Work instructions
Copy all of the entries that follow, exactly.

Records
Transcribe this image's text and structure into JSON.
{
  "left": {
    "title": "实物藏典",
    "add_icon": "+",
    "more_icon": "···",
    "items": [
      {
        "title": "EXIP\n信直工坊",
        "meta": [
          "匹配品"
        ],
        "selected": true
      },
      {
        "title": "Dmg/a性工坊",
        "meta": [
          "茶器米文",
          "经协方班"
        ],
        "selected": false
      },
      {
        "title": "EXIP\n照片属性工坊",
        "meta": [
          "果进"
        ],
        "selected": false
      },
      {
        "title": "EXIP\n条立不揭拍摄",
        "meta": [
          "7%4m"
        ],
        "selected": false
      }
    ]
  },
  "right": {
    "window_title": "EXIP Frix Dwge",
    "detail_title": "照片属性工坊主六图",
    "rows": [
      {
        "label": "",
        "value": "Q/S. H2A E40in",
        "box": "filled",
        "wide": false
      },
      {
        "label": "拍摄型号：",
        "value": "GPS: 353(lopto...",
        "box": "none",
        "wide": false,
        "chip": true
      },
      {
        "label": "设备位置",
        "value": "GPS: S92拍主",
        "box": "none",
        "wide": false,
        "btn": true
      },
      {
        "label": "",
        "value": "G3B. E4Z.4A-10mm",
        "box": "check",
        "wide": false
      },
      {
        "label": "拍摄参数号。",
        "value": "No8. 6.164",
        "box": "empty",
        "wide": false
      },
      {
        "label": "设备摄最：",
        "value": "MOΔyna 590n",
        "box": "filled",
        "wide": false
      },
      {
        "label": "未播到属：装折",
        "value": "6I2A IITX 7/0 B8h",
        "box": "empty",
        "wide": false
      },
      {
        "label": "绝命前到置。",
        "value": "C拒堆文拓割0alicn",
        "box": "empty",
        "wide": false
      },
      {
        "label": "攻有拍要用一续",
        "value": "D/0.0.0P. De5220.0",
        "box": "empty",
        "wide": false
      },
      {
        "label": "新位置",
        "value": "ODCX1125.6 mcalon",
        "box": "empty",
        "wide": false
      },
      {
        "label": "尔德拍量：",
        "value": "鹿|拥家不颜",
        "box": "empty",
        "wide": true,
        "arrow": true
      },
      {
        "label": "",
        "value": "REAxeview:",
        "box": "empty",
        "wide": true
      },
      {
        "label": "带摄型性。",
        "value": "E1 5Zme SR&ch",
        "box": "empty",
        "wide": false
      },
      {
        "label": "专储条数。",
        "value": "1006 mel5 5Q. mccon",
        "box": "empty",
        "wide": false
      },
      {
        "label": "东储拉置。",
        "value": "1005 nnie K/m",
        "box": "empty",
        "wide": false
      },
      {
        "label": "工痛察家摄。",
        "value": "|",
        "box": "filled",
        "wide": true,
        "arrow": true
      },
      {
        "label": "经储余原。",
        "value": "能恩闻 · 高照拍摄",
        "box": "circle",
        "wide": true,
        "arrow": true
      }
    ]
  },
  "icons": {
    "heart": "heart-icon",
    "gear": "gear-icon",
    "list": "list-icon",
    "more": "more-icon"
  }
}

Answer for this exercise
Transcribe this image's text and structure into JSON.
{
  "left": {
    "title": "实物藏典",
    "add_icon": "+",
    "more_icon": "···",
    "items": [
      {
        "title": "EXIP\n信直工坊",
        "meta": [
          "匹配品"
        ],
        "selected": true
      },
      {
        "title": "Dmg/a性工坊",
        "meta": [
          "茶器米文",
          "经协方班"
        ],
        "selected": false
      },
      {
        "title": "EXIP\n照片属性工坊",
        "meta": [
          "果进"
        ],
        "selected": false
      },
      {
        "title": "EXIP\n条立不揭拍摄",
        "meta": [
          "7%4m"
        ],
        "selected": false
      }
    ]
  },
  "right": {
    "window_title": "EXIP Frix Dwge",
    "detail_title": "照片属性工坊主六图",
    "rows": [
      {
        "label": "",
        "value": "Q/S. H2A E40in",
        "box": "filled",
        "wide": false
      },
      {
        "label": "拍摄型号：",
        "value": "GPS: 353(lopto...",
        "box": "none",
        "wide": false,
        "chip": true
      },
      {
        "label": "设备位置",
        "value": "GPS: S92拍主",
        "box": "none",
        "wide": false,
        "btn": true
      },
      {
        "label": "",
        "value": "G3B. E4Z.4A-10mm",
        "box": "check",
        "wide": false
      },
      {
        "label": "拍摄参数号。",
        "value": "No8. 6.164",
        "box": "empty",
        "wide": false
      },
      {
        "label": "设备摄最：",
        "value": "MOΔyna 590n",
        "box": "filled",
        "wide": false
      },
      {
        "label": "未播到属：装折",
        "value": "6I2A IITX 7/0 B8h",
        "box": "empty",
        "wide": false
      },
      {
        "label": "绝命前到置。",
        "value": "C拒堆文拓割0alicn",
        "box": "empty",
        "wide": false
      },
      {
        "label": "攻有拍要用一续",
        "value": "D/0.0.0P. De5220.0",
        "box": "empty",
        "wide": false
      },
      {
        "label": "新位置",
        "value": "ODCX1125.6 mcalon",
        "box": "empty",
        "wide": false
      },
      {
        "label": "尔德拍量：",
        "value": "鹿|拥家不颜",
        "box": "empty",
        "wide": true,
        "arrow": true
      },
      {
        "label": "",
        "value": "REAxeview:",
        "box": "empty",
        "wide": true
      },
      {
        "label": "带摄型性。",
        "value": "E1 5Zme SR&ch",
        "box": "empty",
        "wide": false
      },
      {
        "label": "专储条数。",
        "value": "1006 mel5 5Q. mccon",
        "box": "empty",
        "wide": false
      },
      {
        "label": "东储拉置。",
        "value": "1005 nnie K/m",
        "box": "empty",
        "wide": false
      },
      {
        "label": "工痛察家摄。",
        "value": "|",
        "box": "filled",
        "wide": true,
        "arrow": true
      },
      {
        "label": "经储余原。",
        "value": "能恩闻 · 高照拍摄",
        "box": "circle",
        "wide": true,
        "arrow": true
      }
    ]
  },
  "icons": {
    "heart": "heart-icon",
    "gear": "gear-icon",
    "list": "list-icon",
    "more": "more-icon"
  }
}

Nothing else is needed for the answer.